Items from an interface collection
***
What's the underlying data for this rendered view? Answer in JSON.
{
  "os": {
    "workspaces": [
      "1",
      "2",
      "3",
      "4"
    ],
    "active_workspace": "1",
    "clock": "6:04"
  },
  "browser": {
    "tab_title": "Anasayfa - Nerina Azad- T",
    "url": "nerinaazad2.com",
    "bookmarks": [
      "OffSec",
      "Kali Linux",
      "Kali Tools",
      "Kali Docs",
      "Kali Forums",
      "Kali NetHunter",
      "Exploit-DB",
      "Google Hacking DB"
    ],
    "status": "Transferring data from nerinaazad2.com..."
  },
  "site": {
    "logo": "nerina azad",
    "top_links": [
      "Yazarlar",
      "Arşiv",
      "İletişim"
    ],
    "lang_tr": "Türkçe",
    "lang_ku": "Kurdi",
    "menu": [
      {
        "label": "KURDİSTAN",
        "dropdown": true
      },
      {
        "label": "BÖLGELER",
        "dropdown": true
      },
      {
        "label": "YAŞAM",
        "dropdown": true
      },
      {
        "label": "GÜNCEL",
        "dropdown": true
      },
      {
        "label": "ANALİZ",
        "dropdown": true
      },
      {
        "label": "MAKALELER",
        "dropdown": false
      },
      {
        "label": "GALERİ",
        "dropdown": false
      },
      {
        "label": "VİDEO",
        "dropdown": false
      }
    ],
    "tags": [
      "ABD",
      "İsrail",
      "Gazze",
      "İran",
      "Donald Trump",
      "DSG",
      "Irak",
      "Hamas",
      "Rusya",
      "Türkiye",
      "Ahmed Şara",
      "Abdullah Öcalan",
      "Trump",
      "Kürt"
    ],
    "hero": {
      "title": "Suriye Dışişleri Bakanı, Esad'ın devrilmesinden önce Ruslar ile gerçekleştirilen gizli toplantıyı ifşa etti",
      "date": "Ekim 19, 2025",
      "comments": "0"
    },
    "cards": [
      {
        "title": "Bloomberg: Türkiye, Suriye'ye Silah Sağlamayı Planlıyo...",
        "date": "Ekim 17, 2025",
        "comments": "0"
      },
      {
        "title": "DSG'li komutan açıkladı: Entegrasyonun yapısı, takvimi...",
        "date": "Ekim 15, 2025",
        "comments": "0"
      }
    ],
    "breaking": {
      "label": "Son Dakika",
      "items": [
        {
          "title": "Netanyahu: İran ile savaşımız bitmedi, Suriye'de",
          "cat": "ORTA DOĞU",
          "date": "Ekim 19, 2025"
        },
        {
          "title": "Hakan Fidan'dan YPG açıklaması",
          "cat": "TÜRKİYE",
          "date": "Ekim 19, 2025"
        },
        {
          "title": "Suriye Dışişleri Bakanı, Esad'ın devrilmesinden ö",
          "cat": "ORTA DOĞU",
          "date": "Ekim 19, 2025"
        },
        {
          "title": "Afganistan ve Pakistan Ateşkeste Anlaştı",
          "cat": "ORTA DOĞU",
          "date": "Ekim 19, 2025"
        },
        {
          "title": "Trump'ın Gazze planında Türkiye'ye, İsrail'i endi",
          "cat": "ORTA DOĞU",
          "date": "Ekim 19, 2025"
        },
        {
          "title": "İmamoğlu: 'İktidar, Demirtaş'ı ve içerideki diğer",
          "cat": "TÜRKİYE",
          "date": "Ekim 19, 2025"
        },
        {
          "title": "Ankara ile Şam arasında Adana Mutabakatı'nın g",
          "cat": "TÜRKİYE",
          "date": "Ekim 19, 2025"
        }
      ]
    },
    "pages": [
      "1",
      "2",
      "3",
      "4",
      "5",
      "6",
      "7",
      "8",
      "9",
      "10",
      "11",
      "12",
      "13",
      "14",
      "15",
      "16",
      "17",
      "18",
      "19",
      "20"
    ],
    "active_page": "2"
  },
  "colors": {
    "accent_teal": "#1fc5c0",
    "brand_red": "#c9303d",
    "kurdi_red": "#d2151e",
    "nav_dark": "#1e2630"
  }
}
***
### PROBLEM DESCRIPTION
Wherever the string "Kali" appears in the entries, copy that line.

### REPLY TO THE EXERCISE
      "Kali Linux",
      "Kali Tools",
      "Kali Docs",
      "Kali Forums",
      "Kali NetHunter",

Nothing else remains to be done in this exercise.